Turkey’s extermination of its Armenian minority continues. As well as outright massacres, Armenians are being deported from their places of residence and sent on death marches to uninhabitable concentration camps in the desert. The policy is intended to create an ethnically pure Turkish Anatolia that can more easily be defended against the Ottoman Empire’s enemies.
In some ways the killings and deportations are weakening Turkey’s war effort. German engineers are overseeing the construction of a railway line to link Constantinople with Baghdad, which would greatly improve the ramshackle communications of the vast empire. Many of the labourers working to build the railway are Armenian or members of the Greek minority, especially those performing skilled tasks. But now the Germans notice that the Armenians and Greeks are visibly in terror of their lives, bearing the signs of having been roughed up by assailants they are afraid to name. This worries the Germans, for if they lose their skilled workers construction of the railway will grind to a halt.

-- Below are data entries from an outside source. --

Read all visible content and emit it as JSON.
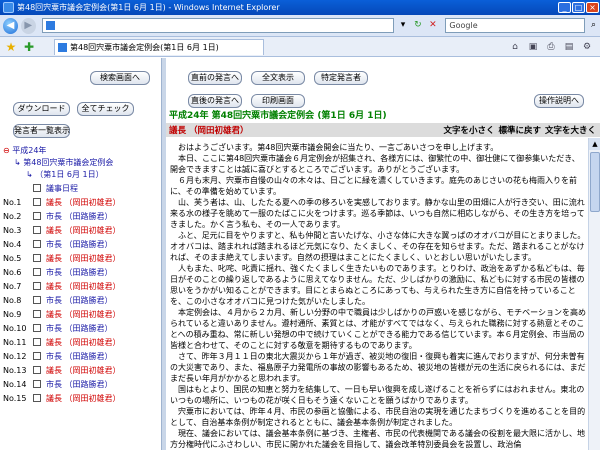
{
  "window": {
    "title": "第48回宍粟市議会定例会(第1日 6月 1日) - Windows Internet Explorer",
    "tab_title": "第48回宍粟市議会定例会(第1日 6月 1日)",
    "search_placeholder": "Google"
  },
  "left": {
    "buttons": {
      "search_screen": "検索画面へ",
      "download": "ダウンロード",
      "check_all": "全てチェック",
      "speaker_list": "発言者一覧表示"
    },
    "tree": {
      "year": "平成24年",
      "session": "第48回宍粟市議会定例会",
      "day": "（第1日 6月 1日）",
      "agenda": "議事日程"
    },
    "items": [
      {
        "no": "No.1",
        "label": "議長 （岡田初雄君）"
      },
      {
        "no": "No.2",
        "label": "市長 （田路勝君）"
      },
      {
        "no": "No.3",
        "label": "議長 （岡田初雄君）"
      },
      {
        "no": "No.4",
        "label": "市長 （田路勝君）"
      },
      {
        "no": "No.5",
        "label": "議長 （岡田初雄君）"
      },
      {
        "no": "No.6",
        "label": "市長 （田路勝君）"
      },
      {
        "no": "No.7",
        "label": "議長 （岡田初雄君）"
      },
      {
        "no": "No.8",
        "label": "市長 （田路勝君）"
      },
      {
        "no": "No.9",
        "label": "議長 （岡田初雄君）"
      },
      {
        "no": "No.10",
        "label": "市長 （田路勝君）"
      },
      {
        "no": "No.11",
        "label": "議長 （岡田初雄君）"
      },
      {
        "no": "No.12",
        "label": "市長 （田路勝君）"
      },
      {
        "no": "No.13",
        "label": "議長 （岡田初雄君）"
      },
      {
        "no": "No.14",
        "label": "市長 （田路勝君）"
      },
      {
        "no": "No.15",
        "label": "議長 （岡田初雄君）"
      }
    ]
  },
  "right": {
    "buttons": {
      "prev": "直前の発言へ",
      "all": "全文表示",
      "specific": "特定発言者",
      "next": "直後の発言へ",
      "print": "印刷画面",
      "help": "操作説明へ"
    },
    "session_title": "平成24年 第48回宍粟市議会定例会 (第1日 6月 1日)",
    "speaker": "議長 （岡田初雄君）",
    "font_controls": {
      "smaller": "文字を小さく",
      "reset": "標準に戻す",
      "larger": "文字を大きく"
    },
    "paragraphs": [
      "おはようございます。第48回宍粟市議会開会に当たり、一言ごあいさつを申し上げます。",
      "本日、ここに第48回宍粟市議会６月定例会が招集され、各様方には、御繁忙の中、御壮健にて御参集いただき、開会できますことは誠に喜びとするところでございます。ありがとうございます。",
      "６月も末月、宍粟市自慢の山々の木々は、日ごとに緑を濃くしていきます。庭先のあじさいの花も梅雨入りを前に、その準備を始めています。",
      "山、芙う者は、山、したたる夏への季の移ろいを実感しております。静かな山里の田畑に人が行き交い、田に流れ来る水の様子を眺めて一服のたばこに火をつけます。巡る季節は、いつも自然に相応しながら、その生き方を培ってきました。かく言う私も、その一人であります。",
      "ふと、足元に目をやりますと、私も仲間と言いたげな、小さな体に大きな翼っぱのオオバコが目にとまりました。オオバコは、踏まれれば踏まれるほど元気になり、たくましく、その存在を知らせます。ただ、踏まれることがなければ、そのまま絶えてしまいます。自然の摂理はまことにたくましく、いとおしい思いがいたします。",
      "人もまた、叱咤、叱責に揺れ、強くたくましく生きたいものであります。とりわけ、政治をあずかる私どもは、毎日がそのことの繰り返しであるように思えてなりません。ただ、少しばかりの激励に、私どもに対する市民の皆様の思いをうかがい知ることができます。目にとまらぬところにあっても、与えられた生き方に自信を持っていることを、この小さなオオバコに見つけた気がいたしました。",
      "本定例会は、４月から２カ月、新しい分野の中で職員は少しばかりの戸惑いを感じながら、モチベーションを高められていると違いありません。遵村通所、素質とは、才能がすべてではなく、与えられた職務に対する熱意とそのことへの積み重ね、常に新しい発想の中で続けていくことができる能力である信じています。本６月定例会、市当局の皆様と合わせて、そのことに対する敬意を期待するものであります。",
      "さて、昨年３月１１日の東北大震災から１年が過ぎ、被災地の復旧・復興も着実に進んでおりますが、何分未曽有の大災害であり、また、福島原子力発電所の事故の影響もあるため、被災地の皆様が元の生活に戻られるには、まだまだ長い年月がかかると思われます。",
      "国はもとより、国民の知恵と努力を結集して、一日も早い復興を成し遂げることを祈らずにはおれません。東北のいつもの場所に、いつもの花が咲く日もそう遠くないことを願うばかりであります。",
      "宍粟市においては、昨年４月、市民の参画と協働による、市民自治の実現を通じたまちづくりを進めることを目的として、自治基本条例が制定されるとともに、議会基本条例が制定されました。",
      "現在、議会においては、議会基本条例に基づき、主権者、市民の代表機関である議会の役割を最大限に活かし、地方分権時代にふさわしい、市民に開かれた議会を目指して、議会改革特別委員会を設置し、政治倫"
    ]
  }
}
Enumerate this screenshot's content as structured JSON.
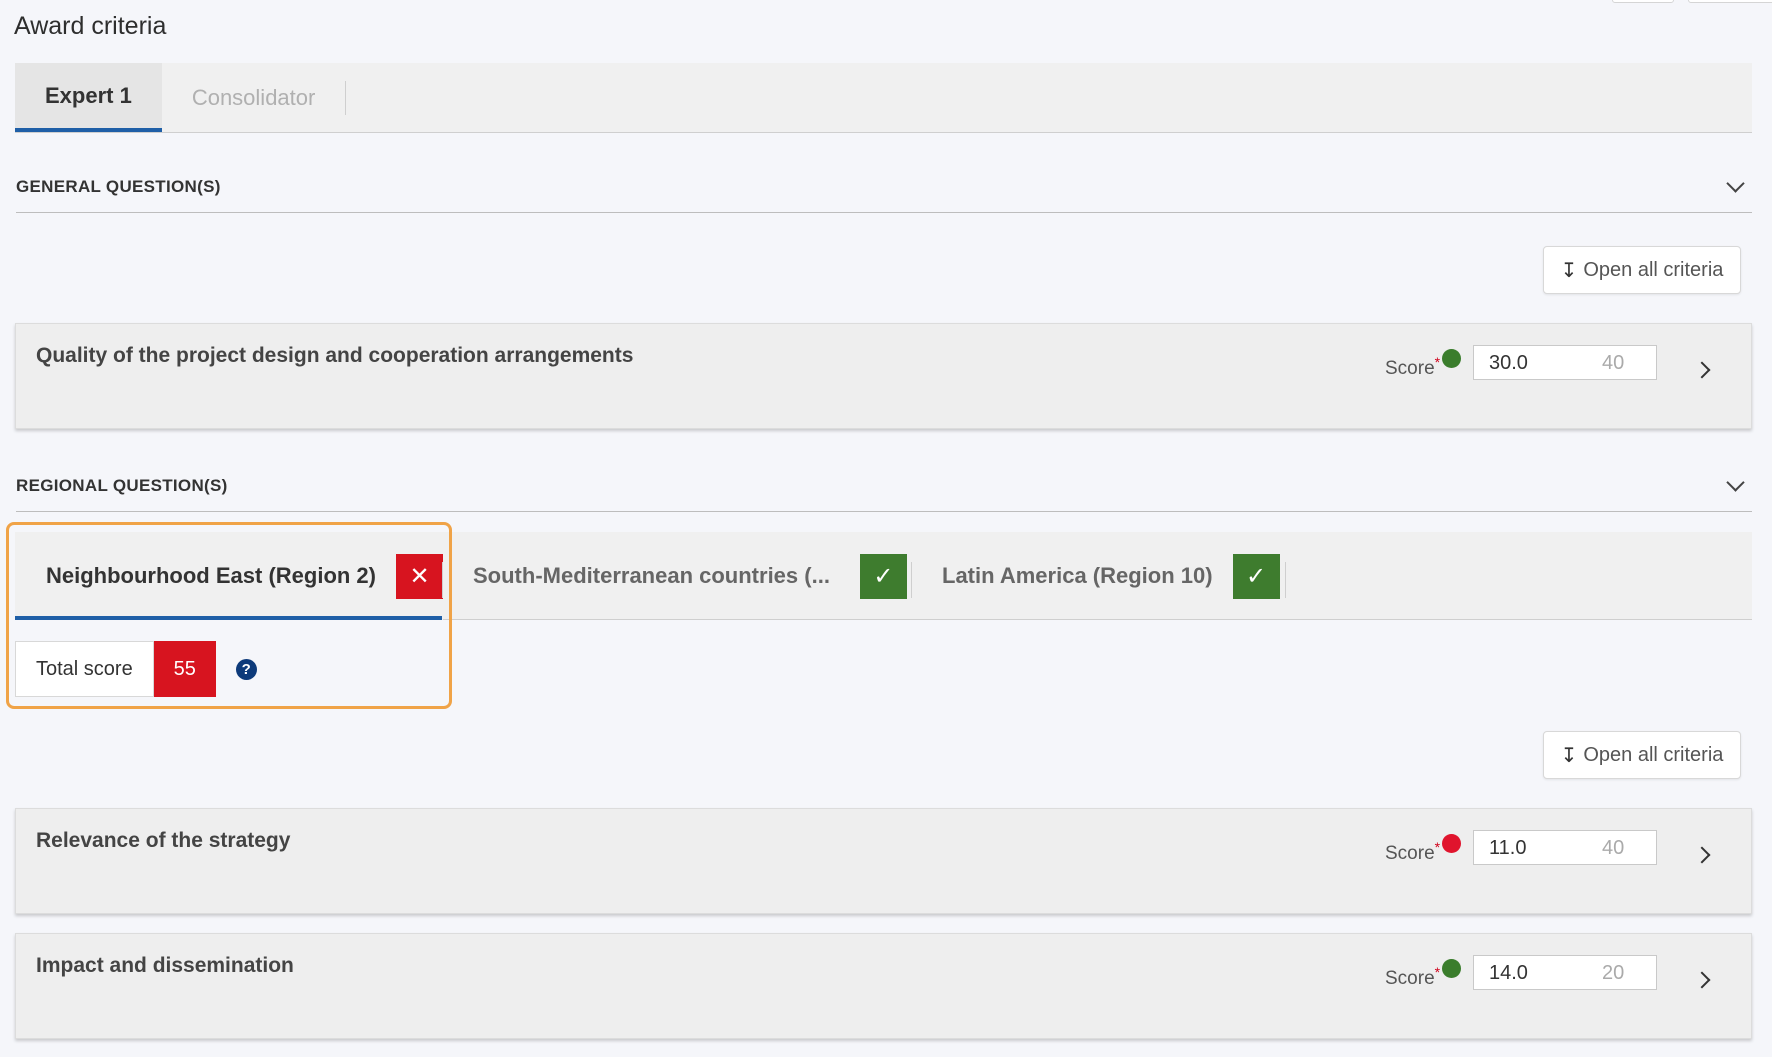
{
  "page": {
    "title": "Award criteria"
  },
  "tabs": [
    {
      "label": "Expert 1",
      "active": true
    },
    {
      "label": "Consolidator",
      "active": false
    }
  ],
  "general": {
    "title": "GENERAL QUESTION(S)",
    "open_all_label": "Open all criteria",
    "criteria": [
      {
        "title": "Quality of the project design and cooperation arrangements",
        "score_label": "Score",
        "score": "30.0",
        "max": "40",
        "status": "green"
      }
    ]
  },
  "regional": {
    "title": "REGIONAL QUESTION(S)",
    "tabs": [
      {
        "label": "Neighbourhood East (Region 2)",
        "status_symbol": "✕",
        "status": "invalid"
      },
      {
        "label": "South-Mediterranean countries (...",
        "status_symbol": "✓",
        "status": "valid"
      },
      {
        "label": "Latin America (Region 10)",
        "status_symbol": "✓",
        "status": "valid"
      }
    ],
    "total_score_label": "Total score",
    "total_score": "55",
    "help_symbol": "?",
    "open_all_label": "Open all criteria",
    "criteria": [
      {
        "title": "Relevance of the strategy",
        "score_label": "Score",
        "score": "11.0",
        "max": "40",
        "status": "red"
      },
      {
        "title": "Impact and dissemination",
        "score_label": "Score",
        "score": "14.0",
        "max": "20",
        "status": "green"
      }
    ]
  },
  "colors": {
    "accent_blue": "#1f5fa7",
    "status_green": "#3e7c2e",
    "status_red": "#d7141f",
    "highlight_orange": "#f0a347",
    "dot_green": "#3a7d2c",
    "dot_red": "#e0142d"
  },
  "icons": {
    "open_all": "arrow-down-icon",
    "section_toggle": "chevron-down-icon",
    "row_expand": "chevron-right-icon",
    "help": "question-circle-icon"
  }
}
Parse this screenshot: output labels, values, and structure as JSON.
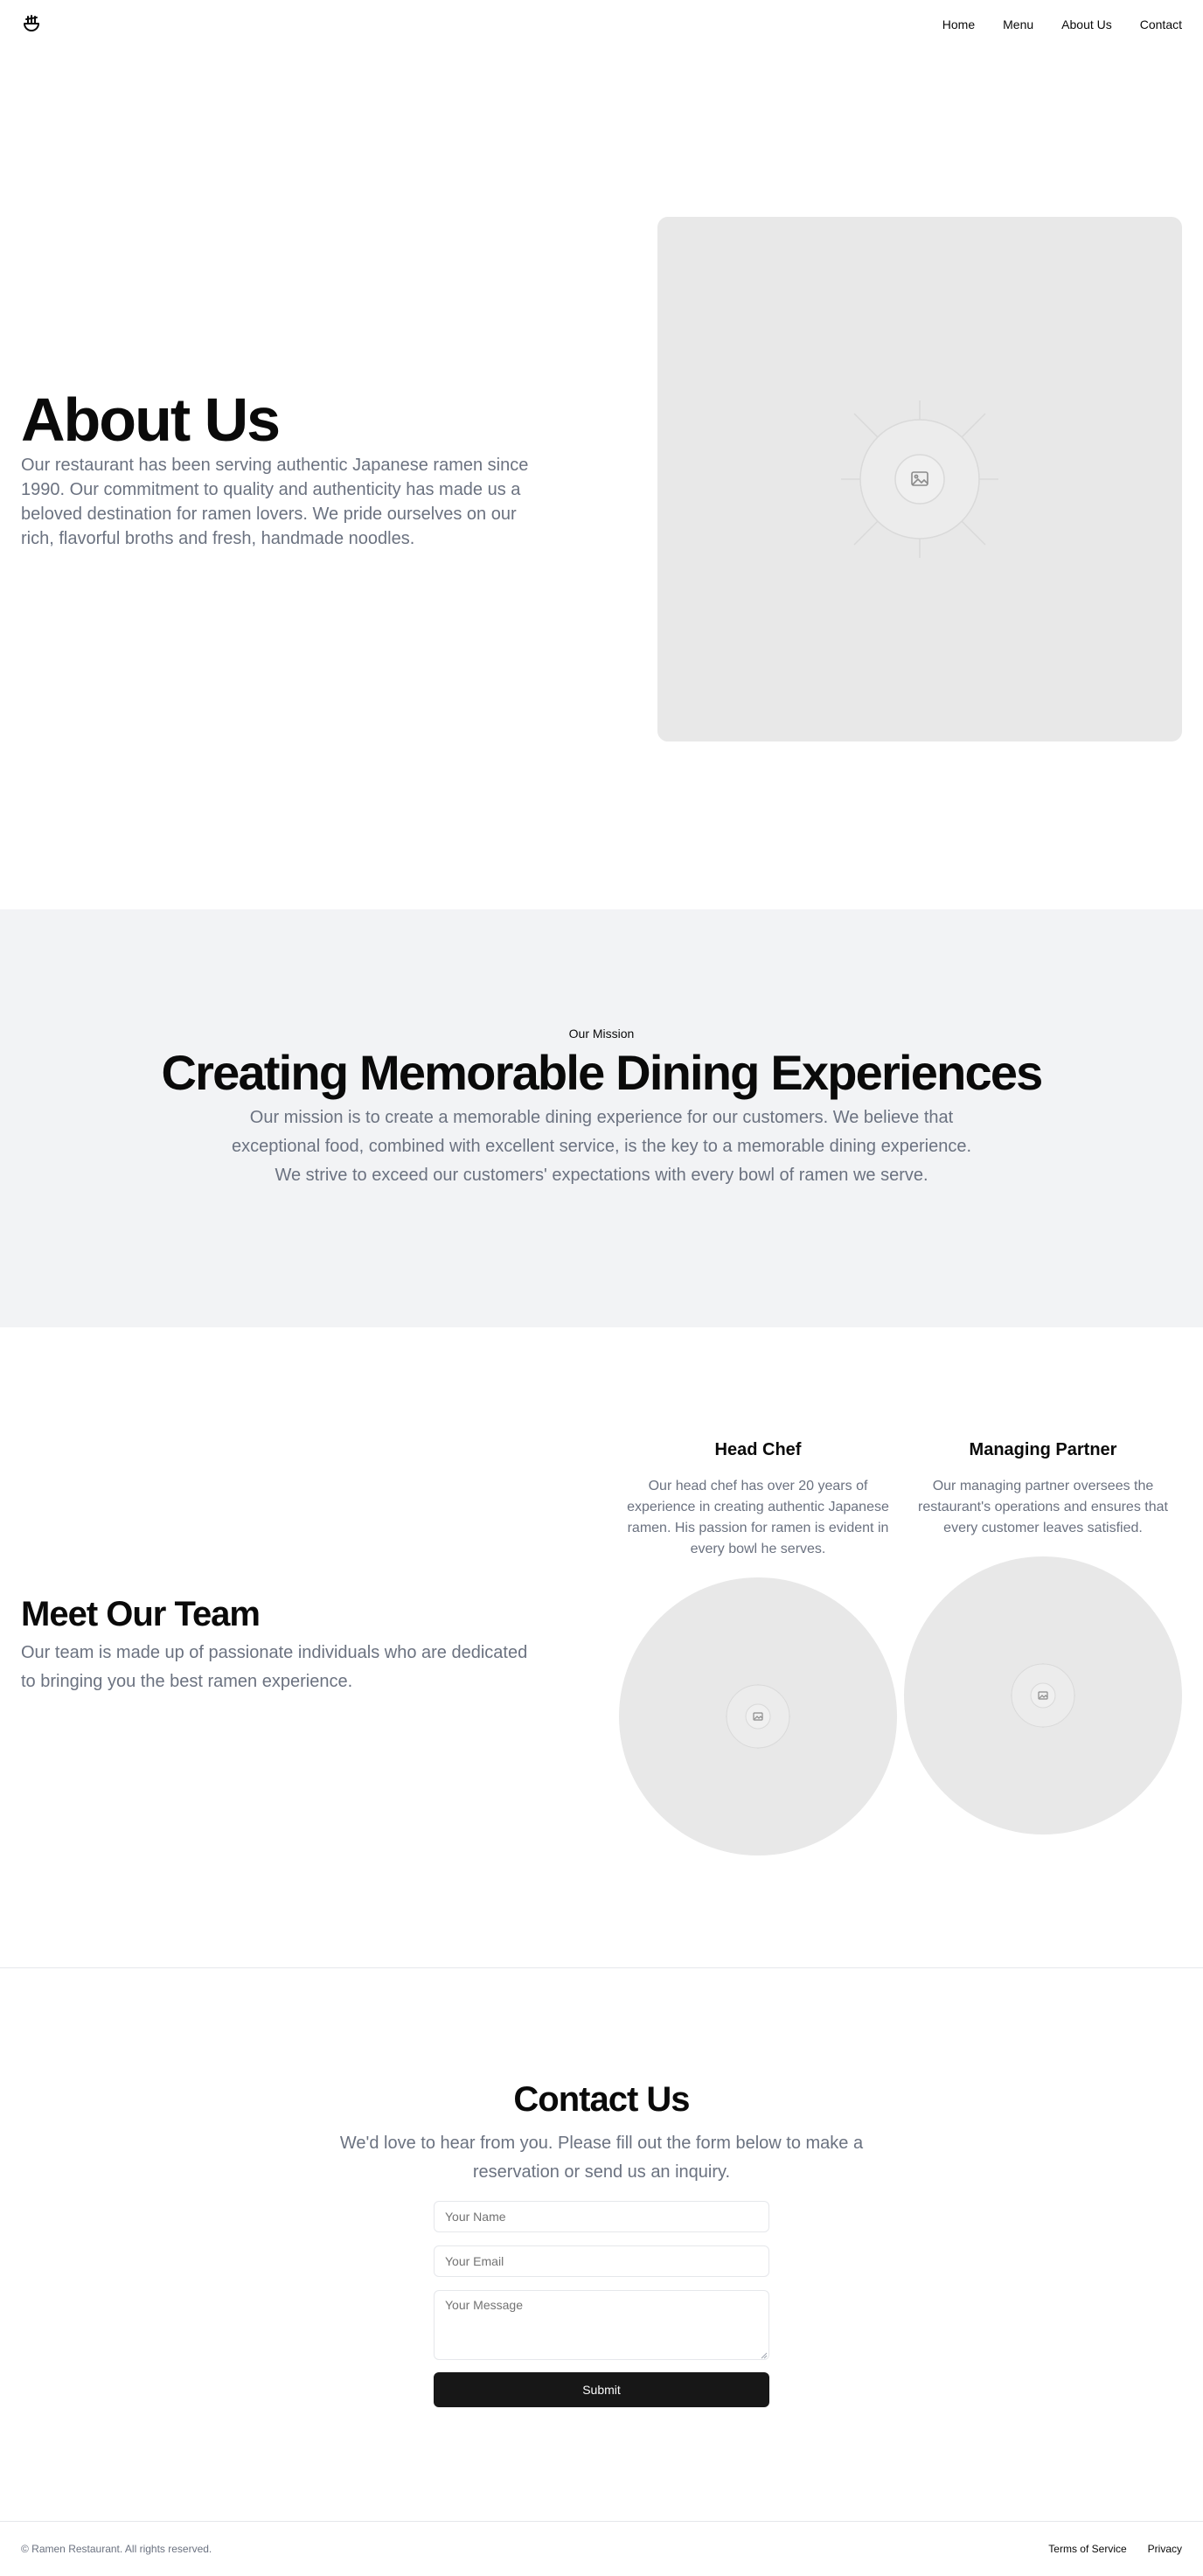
{
  "header": {
    "logo_icon": "ramen-bowl-icon",
    "nav": [
      {
        "label": "Home"
      },
      {
        "label": "Menu"
      },
      {
        "label": "About Us"
      },
      {
        "label": "Contact"
      }
    ]
  },
  "hero": {
    "title": "About Us",
    "description": "Our restaurant has been serving authentic Japanese ramen since 1990. Our commitment to quality and authenticity has made us a beloved destination for ramen lovers. We pride ourselves on our rich, flavorful broths and fresh, handmade noodles.",
    "image_icon": "image-placeholder-icon"
  },
  "mission": {
    "eyebrow": "Our Mission",
    "title": "Creating Memorable Dining Experiences",
    "description": "Our mission is to create a memorable dining experience for our customers. We believe that exceptional food, combined with excellent service, is the key to a memorable dining experience. We strive to exceed our customers' expectations with every bowl of ramen we serve."
  },
  "team": {
    "title": "Meet Our Team",
    "description": "Our team is made up of passionate individuals who are dedicated to bringing you the best ramen experience.",
    "members": [
      {
        "name": "Head Chef",
        "bio": "Our head chef has over 20 years of experience in creating authentic Japanese ramen. His passion for ramen is evident in every bowl he serves."
      },
      {
        "name": "Managing Partner",
        "bio": "Our managing partner oversees the restaurant's operations and ensures that every customer leaves satisfied."
      }
    ]
  },
  "contact": {
    "title": "Contact Us",
    "description": "We'd love to hear from you. Please fill out the form below to make a reservation or send us an inquiry.",
    "name_placeholder": "Your Name",
    "email_placeholder": "Your Email",
    "message_placeholder": "Your Message",
    "submit_label": "Submit"
  },
  "footer": {
    "copyright": "© Ramen Restaurant. All rights reserved.",
    "links": [
      {
        "label": "Terms of Service"
      },
      {
        "label": "Privacy"
      }
    ]
  },
  "colors": {
    "text": "#0a0a0a",
    "muted": "#6b7280",
    "placeholder_bg": "#e8e8e8",
    "section_bg": "#f2f3f5",
    "button": "#171717"
  }
}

In the Cilician town of Adana, the German consul confronts the local authorities, demanding that the Armenians be left alone. The consul is able to cite communications received from Talaat, Turkey’s interior minister, ordering that the deportation and persecution of the Armenians is to halt. But the Adana governor brushes off the German complaints, replying ominously that he will deal with the Armenians as he sees fit.
Constantinople-Baghdad railway (Global Security)